WORK TO COMPLETE:
Copy the listing exactly as given. Omit every picture.

(SUPPLIED MATERIAL)

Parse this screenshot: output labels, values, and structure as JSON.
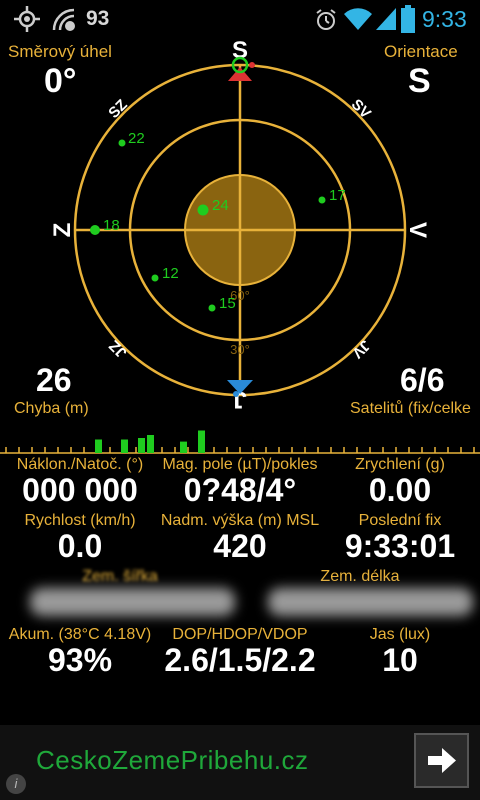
{
  "status_bar": {
    "battery_level": "93",
    "time": "9:33"
  },
  "compass": {
    "heading_label": "Směrový úhel",
    "heading_value": "0°",
    "orientation_label": "Orientace",
    "orientation_value": "S",
    "dirs": {
      "n": "S",
      "s": "J",
      "e": "V",
      "w": "Z",
      "ne": "SV",
      "nw": "SZ",
      "se": "JV",
      "sw": "JZ"
    },
    "elev_60": "60°",
    "elev_30": "30°",
    "satellites": [
      {
        "id": "22"
      },
      {
        "id": "17"
      },
      {
        "id": "24"
      },
      {
        "id": "18"
      },
      {
        "id": "12"
      },
      {
        "id": "15"
      }
    ]
  },
  "accuracy": {
    "value": "26",
    "label": "Chyba (m)"
  },
  "sats": {
    "value": "6/6",
    "label": "Satelitů (fix/celke"
  },
  "signal_bars": [
    0.15,
    0.25,
    0.3,
    0.4,
    0.45,
    0.6,
    0.7,
    0.5,
    0.7,
    0.9,
    0.4,
    0.6
  ],
  "grid": [
    {
      "label": "Náklon./Natoč. (°)",
      "value": "000 000"
    },
    {
      "label": "Mag. pole (µT)/pokles",
      "value": "0?48/4°"
    },
    {
      "label": "Zrychlení (g)",
      "value": "0.00"
    },
    {
      "label": "Rychlost (km/h)",
      "value": "0.0"
    },
    {
      "label": "Nadm. výška (m) MSL",
      "value": "420"
    },
    {
      "label": "Poslední fix",
      "value": "9:33:01"
    },
    {
      "label": "Zem. šířka",
      "value": ""
    },
    {
      "label": "Zem. délka",
      "value": ""
    },
    {
      "label": "",
      "value": ""
    },
    {
      "label": "Akum. (38°C 4.18V)",
      "value": "93%"
    },
    {
      "label": "DOP/HDOP/VDOP",
      "value": "2.6/1.5/2.2"
    },
    {
      "label": "Jas (lux)",
      "value": "10"
    }
  ],
  "ad": {
    "text": "CeskoZemePribehu.cz",
    "info": "i"
  },
  "colors": {
    "gold": "#e8b23a",
    "green": "#1fcc1f",
    "blue": "#2a8bd8",
    "red": "#d33",
    "clock": "#33b5e5"
  }
}
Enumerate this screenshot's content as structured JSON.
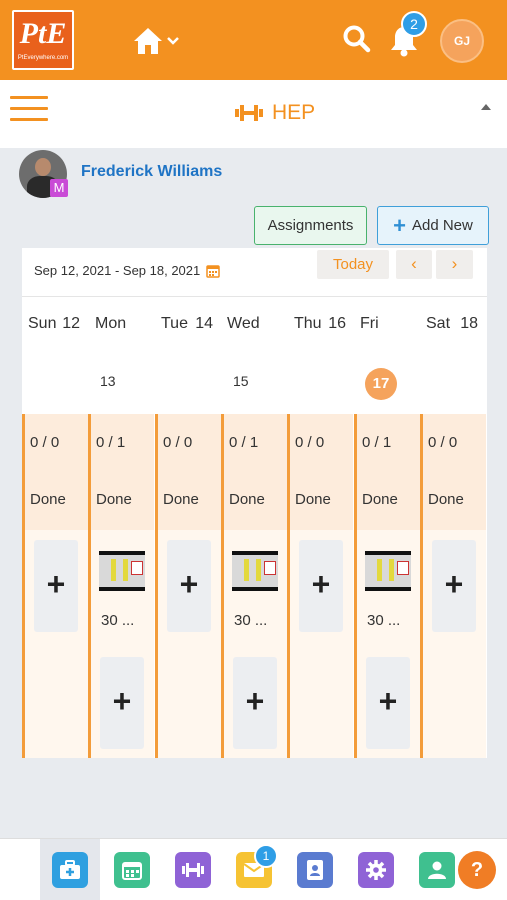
{
  "header": {
    "logo_text": "PtE",
    "logo_subtext": "PtEverywhere.com",
    "notification_count": "2",
    "user_initials": "GJ"
  },
  "section": {
    "title": "HEP"
  },
  "patient": {
    "name": "Frederick Williams",
    "badge": "M"
  },
  "actions": {
    "assignments_label": "Assignments",
    "add_new_label": "Add New"
  },
  "calendar": {
    "range": "Sep 12, 2021 - Sep 18, 2021",
    "today_label": "Today",
    "prev_label": "‹",
    "next_label": "›",
    "days": [
      {
        "name": "Sun",
        "date": "12",
        "count": "0 / 0",
        "status": "Done"
      },
      {
        "name": "Mon",
        "date": "13",
        "count": "0 / 1",
        "status": "Done",
        "exercise": "30 ..."
      },
      {
        "name": "Tue",
        "date": "14",
        "count": "0 / 0",
        "status": "Done"
      },
      {
        "name": "Wed",
        "date": "15",
        "count": "0 / 1",
        "status": "Done",
        "exercise": "30 ..."
      },
      {
        "name": "Thu",
        "date": "16",
        "count": "0 / 0",
        "status": "Done"
      },
      {
        "name": "Fri",
        "date": "17",
        "count": "0 / 1",
        "status": "Done",
        "exercise": "30 ..."
      },
      {
        "name": "Sat",
        "date": "18",
        "count": "0 / 0",
        "status": "Done"
      }
    ]
  },
  "bottom_nav": {
    "mail_badge": "1",
    "help_label": "?",
    "items": [
      {
        "icon": "medkit-icon",
        "color": "#2fa0e0"
      },
      {
        "icon": "calendar-icon",
        "color": "#3fc08f"
      },
      {
        "icon": "dumbbell-icon",
        "color": "#8f63d6"
      },
      {
        "icon": "mail-icon",
        "color": "#f6c333"
      },
      {
        "icon": "contacts-icon",
        "color": "#5a7bd0"
      },
      {
        "icon": "settings-icon",
        "color": "#8f63d6"
      },
      {
        "icon": "user-icon",
        "color": "#3fc08f"
      }
    ]
  },
  "colors": {
    "brand": "#f39120",
    "link": "#1f74c5",
    "accent_green": "#49b26d",
    "accent_blue": "#3f9fd9"
  }
}
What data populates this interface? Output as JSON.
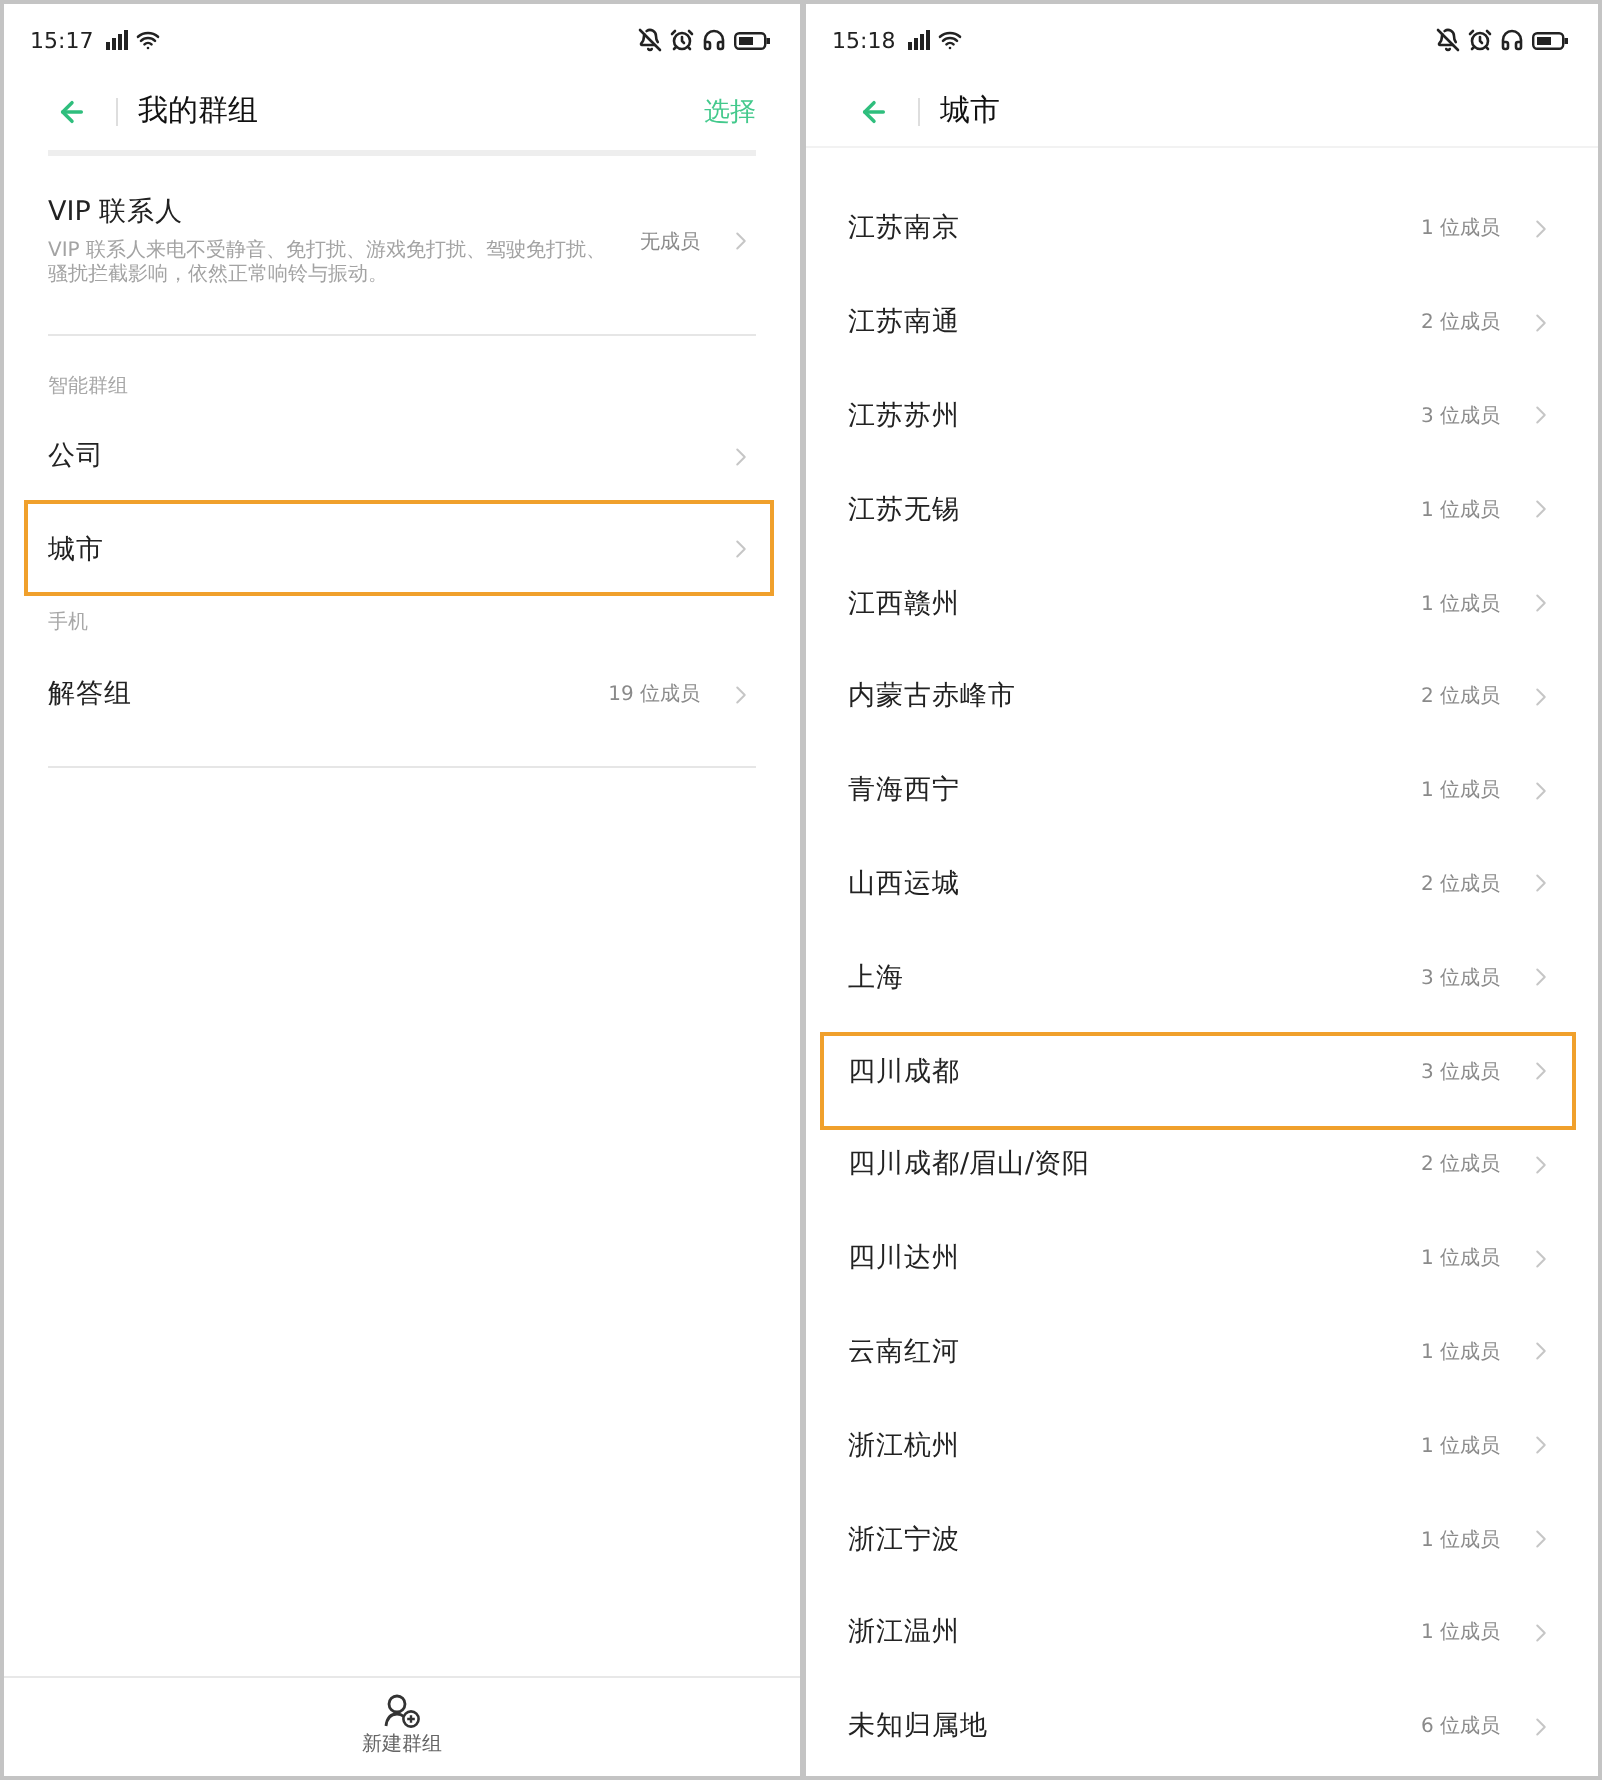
{
  "left_screen": {
    "status_bar": {
      "time": "15:17"
    },
    "header": {
      "title": "我的群组",
      "action": "选择"
    },
    "vip": {
      "title": "VIP 联系人",
      "description": "VIP 联系人来电不受静音、免打扰、游戏免打扰、驾驶免打扰、骚扰拦截影响，依然正常响铃与振动。",
      "count": "无成员"
    },
    "sections": [
      {
        "heading": "智能群组",
        "items": [
          {
            "name": "公司",
            "highlighted": false
          },
          {
            "name": "城市",
            "highlighted": true
          }
        ]
      },
      {
        "heading": "手机",
        "items": [
          {
            "name": "解答组",
            "count": "19 位成员",
            "highlighted": false
          }
        ]
      }
    ],
    "bottom_bar": {
      "label": "新建群组"
    }
  },
  "right_screen": {
    "status_bar": {
      "time": "15:18"
    },
    "header": {
      "title": "城市"
    },
    "items": [
      {
        "name": "江苏南京",
        "count": "1 位成员",
        "highlighted": false
      },
      {
        "name": "江苏南通",
        "count": "2 位成员",
        "highlighted": false
      },
      {
        "name": "江苏苏州",
        "count": "3 位成员",
        "highlighted": false
      },
      {
        "name": "江苏无锡",
        "count": "1 位成员",
        "highlighted": false
      },
      {
        "name": "江西赣州",
        "count": "1 位成员",
        "highlighted": false
      },
      {
        "name": "内蒙古赤峰市",
        "count": "2 位成员",
        "highlighted": false
      },
      {
        "name": "青海西宁",
        "count": "1 位成员",
        "highlighted": false
      },
      {
        "name": "山西运城",
        "count": "2 位成员",
        "highlighted": false
      },
      {
        "name": "上海",
        "count": "3 位成员",
        "highlighted": false
      },
      {
        "name": "四川成都",
        "count": "3 位成员",
        "highlighted": true
      },
      {
        "name": "四川成都/眉山/资阳",
        "count": "2 位成员",
        "highlighted": false
      },
      {
        "name": "四川达州",
        "count": "1 位成员",
        "highlighted": false
      },
      {
        "name": "云南红河",
        "count": "1 位成员",
        "highlighted": false
      },
      {
        "name": "浙江杭州",
        "count": "1 位成员",
        "highlighted": false
      },
      {
        "name": "浙江宁波",
        "count": "1 位成员",
        "highlighted": false
      },
      {
        "name": "浙江温州",
        "count": "1 位成员",
        "highlighted": false
      },
      {
        "name": "未知归属地",
        "count": "6 位成员",
        "highlighted": false
      }
    ]
  }
}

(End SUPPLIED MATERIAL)

ANSWER BOX:
Parse this screenshot: output labels, values, and structure as JSON.
{
  "status_bar": {
    "battery_level": "93",
    "time": "9:33"
  },
  "compass": {
    "heading_label": "Směrový úhel",
    "heading_value": "0°",
    "orientation_label": "Orientace",
    "orientation_value": "S",
    "dirs": {
      "n": "S",
      "s": "J",
      "e": "V",
      "w": "Z",
      "ne": "SV",
      "nw": "SZ",
      "se": "JV",
      "sw": "JZ"
    },
    "elev_60": "60°",
    "elev_30": "30°",
    "satellites": [
      {
        "id": "22"
      },
      {
        "id": "17"
      },
      {
        "id": "24"
      },
      {
        "id": "18"
      },
      {
        "id": "12"
      },
      {
        "id": "15"
      }
    ]
  },
  "accuracy": {
    "value": "26",
    "label": "Chyba (m)"
  },
  "sats": {
    "value": "6/6",
    "label": "Satelitů (fix/celke"
  },
  "signal_bars": [
    0.15,
    0.25,
    0.3,
    0.4,
    0.45,
    0.6,
    0.7,
    0.5,
    0.7,
    0.9,
    0.4,
    0.6
  ],
  "grid": [
    {
      "label": "Náklon./Natoč. (°)",
      "value": "000 000"
    },
    {
      "label": "Mag. pole (µT)/pokles",
      "value": "0?48/4°"
    },
    {
      "label": "Zrychlení (g)",
      "value": "0.00"
    },
    {
      "label": "Rychlost (km/h)",
      "value": "0.0"
    },
    {
      "label": "Nadm. výška (m) MSL",
      "value": "420"
    },
    {
      "label": "Poslední fix",
      "value": "9:33:01"
    },
    {
      "label": "Zem. šířka",
      "value": ""
    },
    {
      "label": "Zem. délka",
      "value": ""
    },
    {
      "label": "",
      "value": ""
    },
    {
      "label": "Akum. (38°C 4.18V)",
      "value": "93%"
    },
    {
      "label": "DOP/HDOP/VDOP",
      "value": "2.6/1.5/2.2"
    },
    {
      "label": "Jas (lux)",
      "value": "10"
    }
  ],
  "ad": {
    "text": "CeskoZemePribehu.cz",
    "info": "i"
  },
  "colors": {
    "gold": "#e8b23a",
    "green": "#1fcc1f",
    "blue": "#2a8bd8",
    "red": "#d33",
    "clock": "#33b5e5"
  }
}
Enumerate this screenshot's content as structured JSON.
{
  "header": {
    "logo_text": "PtE",
    "logo_subtext": "PtEverywhere.com",
    "notification_count": "2",
    "user_initials": "GJ"
  },
  "section": {
    "title": "HEP"
  },
  "patient": {
    "name": "Frederick Williams",
    "badge": "M"
  },
  "actions": {
    "assignments_label": "Assignments",
    "add_new_label": "Add New"
  },
  "calendar": {
    "range": "Sep 12, 2021 - Sep 18, 2021",
    "today_label": "Today",
    "prev_label": "‹",
    "next_label": "›",
    "days": [
      {
        "name": "Sun",
        "date": "12",
        "count": "0 / 0",
        "status": "Done"
      },
      {
        "name": "Mon",
        "date": "13",
        "count": "0 / 1",
        "status": "Done",
        "exercise": "30 ..."
      },
      {
        "name": "Tue",
        "date": "14",
        "count": "0 / 0",
        "status": "Done"
      },
      {
        "name": "Wed",
        "date": "15",
        "count": "0 / 1",
        "status": "Done",
        "exercise": "30 ..."
      },
      {
        "name": "Thu",
        "date": "16",
        "count": "0 / 0",
        "status": "Done"
      },
      {
        "name": "Fri",
        "date": "17",
        "count": "0 / 1",
        "status": "Done",
        "exercise": "30 ..."
      },
      {
        "name": "Sat",
        "date": "18",
        "count": "0 / 0",
        "status": "Done"
      }
    ]
  },
  "bottom_nav": {
    "mail_badge": "1",
    "help_label": "?",
    "items": [
      {
        "icon": "medkit-icon",
        "color": "#2fa0e0"
      },
      {
        "icon": "calendar-icon",
        "color": "#3fc08f"
      },
      {
        "icon": "dumbbell-icon",
        "color": "#8f63d6"
      },
      {
        "icon": "mail-icon",
        "color": "#f6c333"
      },
      {
        "icon": "contacts-icon",
        "color": "#5a7bd0"
      },
      {
        "icon": "settings-icon",
        "color": "#8f63d6"
      },
      {
        "icon": "user-icon",
        "color": "#3fc08f"
      }
    ]
  },
  "colors": {
    "brand": "#f39120",
    "link": "#1f74c5",
    "accent_green": "#49b26d",
    "accent_blue": "#3f9fd9"
  }
}
What data populates this interface? Output as JSON.
{
  "left_screen": {
    "status_bar": {
      "time": "15:17"
    },
    "header": {
      "title": "我的群组",
      "action": "选择"
    },
    "vip": {
      "title": "VIP 联系人",
      "description": "VIP 联系人来电不受静音、免打扰、游戏免打扰、驾驶免打扰、骚扰拦截影响，依然正常响铃与振动。",
      "count": "无成员"
    },
    "sections": [
      {
        "heading": "智能群组",
        "items": [
          {
            "name": "公司",
            "highlighted": false
          },
          {
            "name": "城市",
            "highlighted": true
          }
        ]
      },
      {
        "heading": "手机",
        "items": [
          {
            "name": "解答组",
            "count": "19 位成员",
            "highlighted": false
          }
        ]
      }
    ],
    "bottom_bar": {
      "label": "新建群组"
    }
  },
  "right_screen": {
    "status_bar": {
      "time": "15:18"
    },
    "header": {
      "title": "城市"
    },
    "items": [
      {
        "name": "江苏南京",
        "count": "1 位成员",
        "highlighted": false
      },
      {
        "name": "江苏南通",
        "count": "2 位成员",
        "highlighted": false
      },
      {
        "name": "江苏苏州",
        "count": "3 位成员",
        "highlighted": false
      },
      {
        "name": "江苏无锡",
        "count": "1 位成员",
        "highlighted": false
      },
      {
        "name": "江西赣州",
        "count": "1 位成员",
        "highlighted": false
      },
      {
        "name": "内蒙古赤峰市",
        "count": "2 位成员",
        "highlighted": false
      },
      {
        "name": "青海西宁",
        "count": "1 位成员",
        "highlighted": false
      },
      {
        "name": "山西运城",
        "count": "2 位成员",
        "highlighted": false
      },
      {
        "name": "上海",
        "count": "3 位成员",
        "highlighted": false
      },
      {
        "name": "四川成都",
        "count": "3 位成员",
        "highlighted": true
      },
      {
        "name": "四川成都/眉山/资阳",
        "count": "2 位成员",
        "highlighted": false
      },
      {
        "name": "四川达州",
        "count": "1 位成员",
        "highlighted": false
      },
      {
        "name": "云南红河",
        "count": "1 位成员",
        "highlighted": false
      },
      {
        "name": "浙江杭州",
        "count": "1 位成员",
        "highlighted": false
      },
      {
        "name": "浙江宁波",
        "count": "1 位成员",
        "highlighted": false
      },
      {
        "name": "浙江温州",
        "count": "1 位成员",
        "highlighted": false
      },
      {
        "name": "未知归属地",
        "count": "6 位成员",
        "highlighted": false
      }
    ]
  }
}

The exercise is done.